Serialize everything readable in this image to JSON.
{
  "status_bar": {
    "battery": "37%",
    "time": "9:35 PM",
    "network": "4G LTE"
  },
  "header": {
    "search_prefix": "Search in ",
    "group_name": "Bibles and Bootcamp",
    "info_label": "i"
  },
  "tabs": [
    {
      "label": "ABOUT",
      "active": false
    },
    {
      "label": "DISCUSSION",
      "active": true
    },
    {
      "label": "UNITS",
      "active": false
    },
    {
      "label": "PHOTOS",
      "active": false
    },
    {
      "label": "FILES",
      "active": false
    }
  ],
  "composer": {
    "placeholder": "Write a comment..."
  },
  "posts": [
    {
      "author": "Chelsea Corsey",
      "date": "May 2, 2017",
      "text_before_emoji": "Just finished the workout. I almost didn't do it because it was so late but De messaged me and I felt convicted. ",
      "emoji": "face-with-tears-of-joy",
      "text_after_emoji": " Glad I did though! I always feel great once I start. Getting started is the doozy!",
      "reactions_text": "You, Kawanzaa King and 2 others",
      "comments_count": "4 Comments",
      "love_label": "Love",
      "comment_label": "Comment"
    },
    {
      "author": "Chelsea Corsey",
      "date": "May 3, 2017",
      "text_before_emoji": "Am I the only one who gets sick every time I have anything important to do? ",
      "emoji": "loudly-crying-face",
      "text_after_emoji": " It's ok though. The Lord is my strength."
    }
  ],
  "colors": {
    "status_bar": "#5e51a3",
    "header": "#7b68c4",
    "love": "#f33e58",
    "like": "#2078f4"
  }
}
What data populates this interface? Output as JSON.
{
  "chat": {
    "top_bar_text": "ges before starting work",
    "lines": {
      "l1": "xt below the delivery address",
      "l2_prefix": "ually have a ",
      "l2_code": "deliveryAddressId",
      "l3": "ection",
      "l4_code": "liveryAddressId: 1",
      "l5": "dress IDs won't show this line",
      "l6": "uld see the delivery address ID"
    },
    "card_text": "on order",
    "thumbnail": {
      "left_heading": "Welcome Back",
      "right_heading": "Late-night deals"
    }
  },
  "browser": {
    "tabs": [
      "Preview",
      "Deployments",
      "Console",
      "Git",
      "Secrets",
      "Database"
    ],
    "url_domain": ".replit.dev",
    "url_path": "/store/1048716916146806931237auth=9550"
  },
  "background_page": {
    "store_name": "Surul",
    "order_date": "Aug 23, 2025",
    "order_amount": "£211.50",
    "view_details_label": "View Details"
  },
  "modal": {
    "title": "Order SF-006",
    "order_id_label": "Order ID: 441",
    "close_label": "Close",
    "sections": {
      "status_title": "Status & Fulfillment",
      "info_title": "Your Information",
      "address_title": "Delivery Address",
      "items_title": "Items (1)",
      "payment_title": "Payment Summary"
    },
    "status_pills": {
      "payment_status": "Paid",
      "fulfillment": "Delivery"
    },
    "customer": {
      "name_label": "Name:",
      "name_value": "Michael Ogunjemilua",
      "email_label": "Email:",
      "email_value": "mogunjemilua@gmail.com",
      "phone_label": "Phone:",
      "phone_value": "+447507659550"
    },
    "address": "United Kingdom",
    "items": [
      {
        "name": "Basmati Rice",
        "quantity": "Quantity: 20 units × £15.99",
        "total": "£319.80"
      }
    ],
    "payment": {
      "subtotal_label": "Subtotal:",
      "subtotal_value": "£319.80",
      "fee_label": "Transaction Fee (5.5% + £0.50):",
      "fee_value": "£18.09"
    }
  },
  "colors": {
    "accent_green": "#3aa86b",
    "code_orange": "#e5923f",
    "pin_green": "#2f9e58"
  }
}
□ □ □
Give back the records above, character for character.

Serialize everything readable in this image to JSON.
{
  "status_bar": {
    "battery": "37%",
    "time": "9:35 PM",
    "network": "4G LTE"
  },
  "header": {
    "search_prefix": "Search in ",
    "group_name": "Bibles and Bootcamp",
    "info_label": "i"
  },
  "tabs": [
    {
      "label": "ABOUT",
      "active": false
    },
    {
      "label": "DISCUSSION",
      "active": true
    },
    {
      "label": "UNITS",
      "active": false
    },
    {
      "label": "PHOTOS",
      "active": false
    },
    {
      "label": "FILES",
      "active": false
    }
  ],
  "composer": {
    "placeholder": "Write a comment..."
  },
  "posts": [
    {
      "author": "Chelsea Corsey",
      "date": "May 2, 2017",
      "text_before_emoji": "Just finished the workout. I almost didn't do it because it was so late but De messaged me and I felt convicted. ",
      "emoji": "face-with-tears-of-joy",
      "text_after_emoji": " Glad I did though! I always feel great once I start. Getting started is the doozy!",
      "reactions_text": "You, Kawanzaa King and 2 others",
      "comments_count": "4 Comments",
      "love_label": "Love",
      "comment_label": "Comment"
    },
    {
      "author": "Chelsea Corsey",
      "date": "May 3, 2017",
      "text_before_emoji": "Am I the only one who gets sick every time I have anything important to do? ",
      "emoji": "loudly-crying-face",
      "text_after_emoji": " It's ok though. The Lord is my strength."
    }
  ],
  "colors": {
    "status_bar": "#5e51a3",
    "header": "#7b68c4",
    "love": "#f33e58",
    "like": "#2078f4"
  }
}
What data populates this interface? Output as JSON.
{
  "chat": {
    "top_bar_text": "ges before starting work",
    "lines": {
      "l1": "xt below the delivery address",
      "l2_prefix": "ually have a ",
      "l2_code": "deliveryAddressId",
      "l3": "ection",
      "l4_code": "liveryAddressId: 1",
      "l5": "dress IDs won't show this line",
      "l6": "uld see the delivery address ID"
    },
    "card_text": "on order",
    "thumbnail": {
      "left_heading": "Welcome Back",
      "right_heading": "Late-night deals"
    }
  },
  "browser": {
    "tabs": [
      "Preview",
      "Deployments",
      "Console",
      "Git",
      "Secrets",
      "Database"
    ],
    "url_domain": ".replit.dev",
    "url_path": "/store/1048716916146806931237auth=9550"
  },
  "background_page": {
    "store_name": "Surul",
    "order_date": "Aug 23, 2025",
    "order_amount": "£211.50",
    "view_details_label": "View Details"
  },
  "modal": {
    "title": "Order SF-006",
    "order_id_label": "Order ID: 441",
    "close_label": "Close",
    "sections": {
      "status_title": "Status & Fulfillment",
      "info_title": "Your Information",
      "address_title": "Delivery Address",
      "items_title": "Items (1)",
      "payment_title": "Payment Summary"
    },
    "status_pills": {
      "payment_status": "Paid",
      "fulfillment": "Delivery"
    },
    "customer": {
      "name_label": "Name:",
      "name_value": "Michael Ogunjemilua",
      "email_label": "Email:",
      "email_value": "mogunjemilua@gmail.com",
      "phone_label": "Phone:",
      "phone_value": "+447507659550"
    },
    "address": "United Kingdom",
    "items": [
      {
        "name": "Basmati Rice",
        "quantity": "Quantity: 20 units × £15.99",
        "total": "£319.80"
      }
    ],
    "payment": {
      "subtotal_label": "Subtotal:",
      "subtotal_value": "£319.80",
      "fee_label": "Transaction Fee (5.5% + £0.50):",
      "fee_value": "£18.09"
    }
  },
  "colors": {
    "accent_green": "#3aa86b",
    "code_orange": "#e5923f",
    "pin_green": "#2f9e58"
  }
}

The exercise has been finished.